Return all lines from the listing below in which the string "service" occurs.

─── Records provided

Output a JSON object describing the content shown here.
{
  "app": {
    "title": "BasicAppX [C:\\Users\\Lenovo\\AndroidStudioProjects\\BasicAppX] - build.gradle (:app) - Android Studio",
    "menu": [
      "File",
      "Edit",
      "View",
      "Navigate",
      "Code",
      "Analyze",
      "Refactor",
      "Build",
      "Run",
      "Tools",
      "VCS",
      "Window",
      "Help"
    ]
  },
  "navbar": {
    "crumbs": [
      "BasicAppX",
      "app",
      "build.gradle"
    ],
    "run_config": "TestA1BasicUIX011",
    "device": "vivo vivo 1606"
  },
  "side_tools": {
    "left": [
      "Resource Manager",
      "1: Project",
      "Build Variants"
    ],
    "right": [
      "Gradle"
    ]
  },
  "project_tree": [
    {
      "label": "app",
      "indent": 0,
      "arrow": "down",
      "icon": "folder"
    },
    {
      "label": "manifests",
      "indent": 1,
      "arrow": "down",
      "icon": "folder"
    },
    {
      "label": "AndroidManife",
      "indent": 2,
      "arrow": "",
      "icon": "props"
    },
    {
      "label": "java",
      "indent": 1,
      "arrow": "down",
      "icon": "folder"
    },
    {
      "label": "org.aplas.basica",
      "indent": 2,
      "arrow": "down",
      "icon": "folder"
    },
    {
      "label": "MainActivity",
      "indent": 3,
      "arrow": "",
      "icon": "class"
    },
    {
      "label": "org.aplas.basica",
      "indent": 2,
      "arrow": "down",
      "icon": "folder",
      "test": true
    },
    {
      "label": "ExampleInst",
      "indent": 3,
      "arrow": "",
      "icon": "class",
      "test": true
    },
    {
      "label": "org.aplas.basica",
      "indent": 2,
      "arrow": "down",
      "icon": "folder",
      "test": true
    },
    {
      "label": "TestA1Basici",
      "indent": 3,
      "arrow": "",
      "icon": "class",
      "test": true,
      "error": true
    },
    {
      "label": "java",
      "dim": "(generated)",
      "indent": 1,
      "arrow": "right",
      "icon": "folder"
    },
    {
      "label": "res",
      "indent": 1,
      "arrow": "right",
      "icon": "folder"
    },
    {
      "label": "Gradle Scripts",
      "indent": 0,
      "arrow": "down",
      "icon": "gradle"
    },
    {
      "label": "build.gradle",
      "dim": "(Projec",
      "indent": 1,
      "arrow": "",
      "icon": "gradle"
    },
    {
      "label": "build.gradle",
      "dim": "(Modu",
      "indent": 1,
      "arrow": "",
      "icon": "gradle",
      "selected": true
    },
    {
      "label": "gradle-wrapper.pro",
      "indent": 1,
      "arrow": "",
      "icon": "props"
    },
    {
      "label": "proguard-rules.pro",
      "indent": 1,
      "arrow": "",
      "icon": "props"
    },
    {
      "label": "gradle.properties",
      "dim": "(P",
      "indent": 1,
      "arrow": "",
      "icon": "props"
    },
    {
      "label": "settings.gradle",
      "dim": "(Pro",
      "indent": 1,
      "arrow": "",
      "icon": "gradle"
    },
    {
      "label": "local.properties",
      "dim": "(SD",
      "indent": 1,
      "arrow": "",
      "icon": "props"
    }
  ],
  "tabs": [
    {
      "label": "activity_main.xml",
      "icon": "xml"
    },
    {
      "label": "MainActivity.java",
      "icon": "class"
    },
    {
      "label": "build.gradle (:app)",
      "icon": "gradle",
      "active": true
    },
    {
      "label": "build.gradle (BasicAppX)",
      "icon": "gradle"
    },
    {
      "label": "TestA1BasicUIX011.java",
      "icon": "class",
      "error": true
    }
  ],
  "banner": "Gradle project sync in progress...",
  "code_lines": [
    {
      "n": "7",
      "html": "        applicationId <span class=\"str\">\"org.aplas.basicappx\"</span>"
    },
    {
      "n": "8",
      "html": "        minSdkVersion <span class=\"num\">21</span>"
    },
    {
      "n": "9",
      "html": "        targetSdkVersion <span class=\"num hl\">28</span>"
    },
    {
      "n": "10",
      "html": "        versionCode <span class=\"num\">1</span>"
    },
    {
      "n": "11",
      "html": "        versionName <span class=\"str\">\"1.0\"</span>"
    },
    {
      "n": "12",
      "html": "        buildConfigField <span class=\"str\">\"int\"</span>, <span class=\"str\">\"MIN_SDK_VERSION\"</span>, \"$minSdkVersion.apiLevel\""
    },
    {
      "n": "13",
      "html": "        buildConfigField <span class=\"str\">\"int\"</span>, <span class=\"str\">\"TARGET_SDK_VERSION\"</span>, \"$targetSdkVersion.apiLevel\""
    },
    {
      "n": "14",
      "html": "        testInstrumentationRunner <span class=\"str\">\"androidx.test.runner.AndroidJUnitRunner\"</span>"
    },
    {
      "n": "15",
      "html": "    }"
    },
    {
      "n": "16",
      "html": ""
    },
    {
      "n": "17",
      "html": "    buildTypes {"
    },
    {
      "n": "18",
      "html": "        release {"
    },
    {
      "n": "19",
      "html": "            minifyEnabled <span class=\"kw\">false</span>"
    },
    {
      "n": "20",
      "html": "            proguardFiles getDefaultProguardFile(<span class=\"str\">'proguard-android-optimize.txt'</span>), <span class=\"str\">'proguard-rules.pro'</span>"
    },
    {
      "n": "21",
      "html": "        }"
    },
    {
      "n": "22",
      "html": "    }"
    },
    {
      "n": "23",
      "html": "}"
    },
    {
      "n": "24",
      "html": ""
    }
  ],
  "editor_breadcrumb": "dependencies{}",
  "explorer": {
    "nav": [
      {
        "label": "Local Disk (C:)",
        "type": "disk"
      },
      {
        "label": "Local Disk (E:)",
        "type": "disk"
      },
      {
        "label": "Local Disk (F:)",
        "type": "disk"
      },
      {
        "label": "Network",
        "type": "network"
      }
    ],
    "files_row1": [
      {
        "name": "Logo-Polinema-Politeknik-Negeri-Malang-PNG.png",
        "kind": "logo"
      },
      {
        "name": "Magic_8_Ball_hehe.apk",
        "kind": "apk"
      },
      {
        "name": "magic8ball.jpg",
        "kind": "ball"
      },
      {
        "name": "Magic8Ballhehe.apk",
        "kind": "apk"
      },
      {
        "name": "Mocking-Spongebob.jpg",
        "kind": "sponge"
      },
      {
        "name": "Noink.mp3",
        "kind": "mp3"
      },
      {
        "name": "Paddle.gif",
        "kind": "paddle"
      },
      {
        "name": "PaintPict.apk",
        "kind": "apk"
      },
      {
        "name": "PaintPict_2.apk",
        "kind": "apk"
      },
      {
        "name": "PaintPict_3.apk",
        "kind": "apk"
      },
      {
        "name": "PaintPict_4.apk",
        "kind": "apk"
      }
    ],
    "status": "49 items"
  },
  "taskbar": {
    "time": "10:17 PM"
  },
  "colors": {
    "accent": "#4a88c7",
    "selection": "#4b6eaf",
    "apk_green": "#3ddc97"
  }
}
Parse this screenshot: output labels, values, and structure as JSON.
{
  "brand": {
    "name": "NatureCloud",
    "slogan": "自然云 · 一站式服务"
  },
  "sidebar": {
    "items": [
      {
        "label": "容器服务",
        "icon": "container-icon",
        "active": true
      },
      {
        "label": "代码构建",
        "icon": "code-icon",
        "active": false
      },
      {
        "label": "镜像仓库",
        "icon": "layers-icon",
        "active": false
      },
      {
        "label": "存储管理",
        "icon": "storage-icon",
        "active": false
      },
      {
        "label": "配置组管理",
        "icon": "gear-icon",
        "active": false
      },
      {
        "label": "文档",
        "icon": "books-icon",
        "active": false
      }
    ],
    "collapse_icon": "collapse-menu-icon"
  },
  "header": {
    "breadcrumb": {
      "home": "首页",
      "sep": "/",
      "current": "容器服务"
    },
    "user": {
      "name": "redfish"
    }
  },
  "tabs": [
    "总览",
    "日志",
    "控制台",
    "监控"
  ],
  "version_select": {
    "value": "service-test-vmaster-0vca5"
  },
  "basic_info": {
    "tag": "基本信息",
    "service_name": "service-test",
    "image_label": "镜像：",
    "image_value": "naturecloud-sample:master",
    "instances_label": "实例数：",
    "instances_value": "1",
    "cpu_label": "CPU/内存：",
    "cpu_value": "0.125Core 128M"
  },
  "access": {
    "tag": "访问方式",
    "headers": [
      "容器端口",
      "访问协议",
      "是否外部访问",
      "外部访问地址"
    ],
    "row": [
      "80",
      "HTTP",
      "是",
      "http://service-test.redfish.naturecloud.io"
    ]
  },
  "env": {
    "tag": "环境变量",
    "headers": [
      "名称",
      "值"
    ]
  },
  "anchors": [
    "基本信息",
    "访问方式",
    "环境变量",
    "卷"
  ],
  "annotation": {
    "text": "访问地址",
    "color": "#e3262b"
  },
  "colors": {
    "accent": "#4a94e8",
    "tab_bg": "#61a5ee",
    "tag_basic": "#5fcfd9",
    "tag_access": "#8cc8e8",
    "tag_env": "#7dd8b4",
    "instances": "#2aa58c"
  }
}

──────

• Solution:
    "value": "service-test-vmaster-0vca5"
    "service_name": "service-test",
      "http://service-test.redfish.naturecloud.io"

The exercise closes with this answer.